1. Faux Noodles 

As I watched Chef Herve transform oil and water into a “noodle,” all I could do was scratch my head. How could he even get oil and water to emulsify when the two are intrinsically polar opposites? This was the first magic trick Chef Herve pulled out of his hat during his food technology demonstration, and it involved the help of a chemical called methyl cellulose. Adding less than 1 percent of methyl cellulose will allow the oil and water to emulsify into a mayo-like consistency. He used this concoction to add another dimension to consommé, a clear soup. Using a squeeze bottle, he piped tiny strips of the emulsion into the soup, which solidified when it came in contact with the hot liquid. The noodle resembled the texture of soft Udon.

2. Coca Cola Caviar?

Transforming any liquid into a tiny, pearl of jelly is an interesting way to add a pop–literally!–of flavor to a dish. Chef Herve took the popular soda, Coca Cola, added 1 percent agar, a gelling agent, to it and dripped the soda into a water bath containing 5 to 8 percent lactate, which solidified the Coke into little balls of caviar. Only bathe the caviar in this solution for a minute–the longer it’s submerge, the denser the gel will become.

3. Instant Ice Cream

Want to really impress your friends? Invest in some liquid nitrogen, whip up a creme anglaise, and shower your custard with liquid nitrogen to make a quick batch of ice cream. Pour the creme anglaise–a mixture of eggs, sugar, and cream–into a stand mixer. While on a low speed, add the liquid nitrogen. You’ll use about a 50:50 ratio of creme anglaise to liquid nitrogen, but you can eyeball the process. Once the ice cream comes to the right consistency, stop adding nitrogen. Top with caviar!

Jacques Pepin’s Secrets to Eggs

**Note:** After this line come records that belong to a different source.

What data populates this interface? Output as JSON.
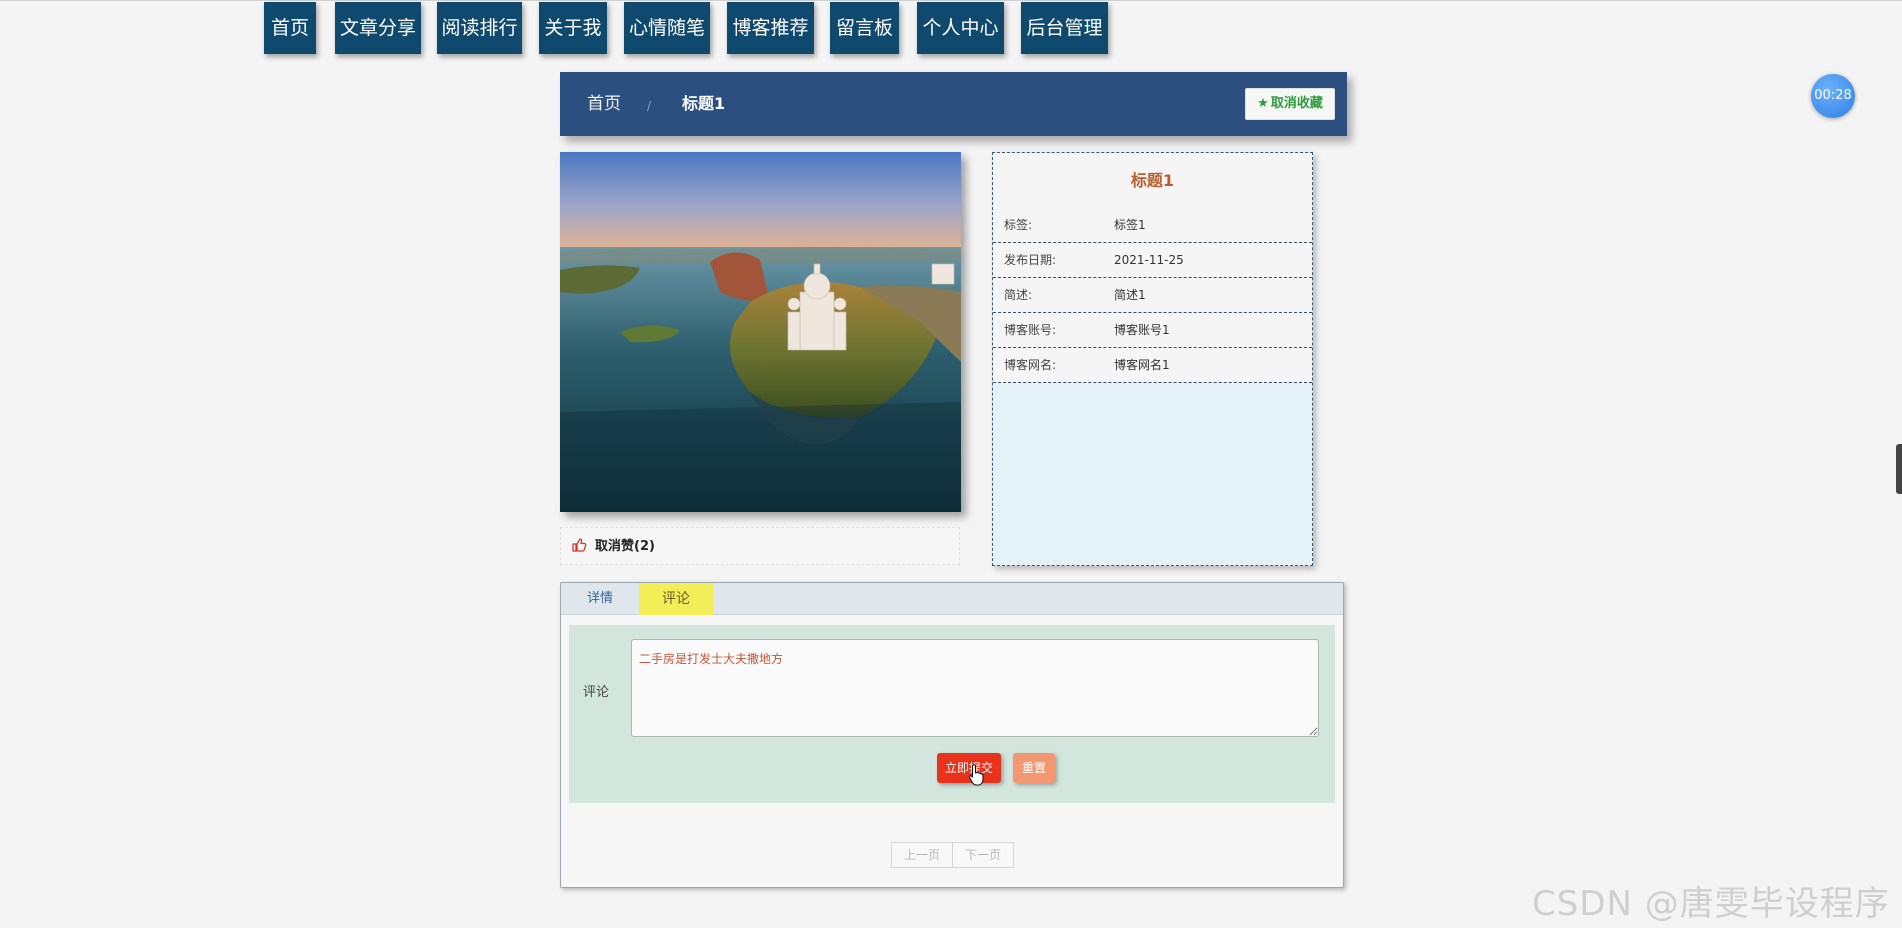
{
  "nav": {
    "items": [
      "首页",
      "文章分享",
      "阅读排行",
      "关于我",
      "心情随笔",
      "博客推荐",
      "留言板",
      "个人中心",
      "后台管理"
    ]
  },
  "breadcrumb": {
    "home": "首页",
    "separator": "/",
    "current": "标题1",
    "favorite_label": "取消收藏"
  },
  "like": {
    "label": "取消赞(2)"
  },
  "info": {
    "title": "标题1",
    "rows": [
      {
        "key": "标签:",
        "value": "标签1"
      },
      {
        "key": "发布日期:",
        "value": "2021-11-25"
      },
      {
        "key": "简述:",
        "value": "简述1"
      },
      {
        "key": "博客账号:",
        "value": "博客账号1"
      },
      {
        "key": "博客网名:",
        "value": "博客网名1"
      }
    ]
  },
  "tabs": {
    "detail": "详情",
    "comment": "评论"
  },
  "comment_form": {
    "label": "评论",
    "value": "二手房是打发士大夫撒地方",
    "submit": "立即提交",
    "reset": "重置"
  },
  "pager": {
    "prev": "上一页",
    "next": "下一页"
  },
  "timer": "00:28",
  "watermark": "CSDN @唐雯毕设程序",
  "colors": {
    "nav_bg": "#0f4a6e",
    "breadcrumb_bg": "#2b4f7f",
    "favorite_green": "#2f9b3e",
    "title_orange": "#b85f2c",
    "submit_red": "#e8321c",
    "reset_orange": "#f29770",
    "active_tab_yellow": "#f2ee58",
    "form_bg": "#d3e6de"
  }
}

In culinary school, you spend an entire day just on eggs. That’s how important they are. Before you try to impress a chef about your knowledge of sous-vide cooking, you have to master the basics. And to help the students at the International Culinary Center nail them down, the school invited the master himself, Jacques Pepin, to demo every possible egg preparation. He made them look easy. Really easy. But with years of practice, that’s what happens. We flagged five of his most memorable tips.

1. Crack your eggs on a flat surface. The simplest part of an egg dish is cracking the shell, but I bet you’re probably guilty of cracking it on the edge of a counter or bowl, right? Well, don’t. You’re more likely to end up with pieces of the shell inside your dish.

2. Poaching eggs? Fresher eggs are better. The older the eggs, the more the whites will tend to spread in the water. A dash of vinegar will help corral the web-like whites, but stick to fresh eggs for an easier attempt.

3. Butter is the key to a smooth omelet. French omelets should be perfectly smooth and beautifully yellow, and there are three keys to nailing this down: a) Practice, duh; b) A very hot, non-stick pan; c) don’t drown the pan in unsalted butter or else your omelet will be wrinkly (1 tablespoon butter is enough for a 6 to 8-inch pan).

4. Whisk your scrambled eggs.
When making scrambled eggs, it’s best to have the smallest possible curd during cooking. To achieve this, use a whisk and constantly whisk during cooking. Reserve a 1/4 cup of your egg mixture, and when the rest of the eggs are starting to set in the pan, pull off the heat and add the raw eggs. That way, you’ll guarantee that you won’t end up with rubbery, overcooked eggs.

5. Think outside of the pan. One of the most delicious (and easiest) ways to prepare eggs is to use a ramekin: Butter the ramekin, season it, and line it with whatever ingredients you have a hankering for (think: herbs, ham, tomatoes). Then, crack an egg on top and place the ramekin in a large saucepan filled a quarter way with water. Cover and let boil until the whites are set, but the yolk is still runny, about 4 minutes.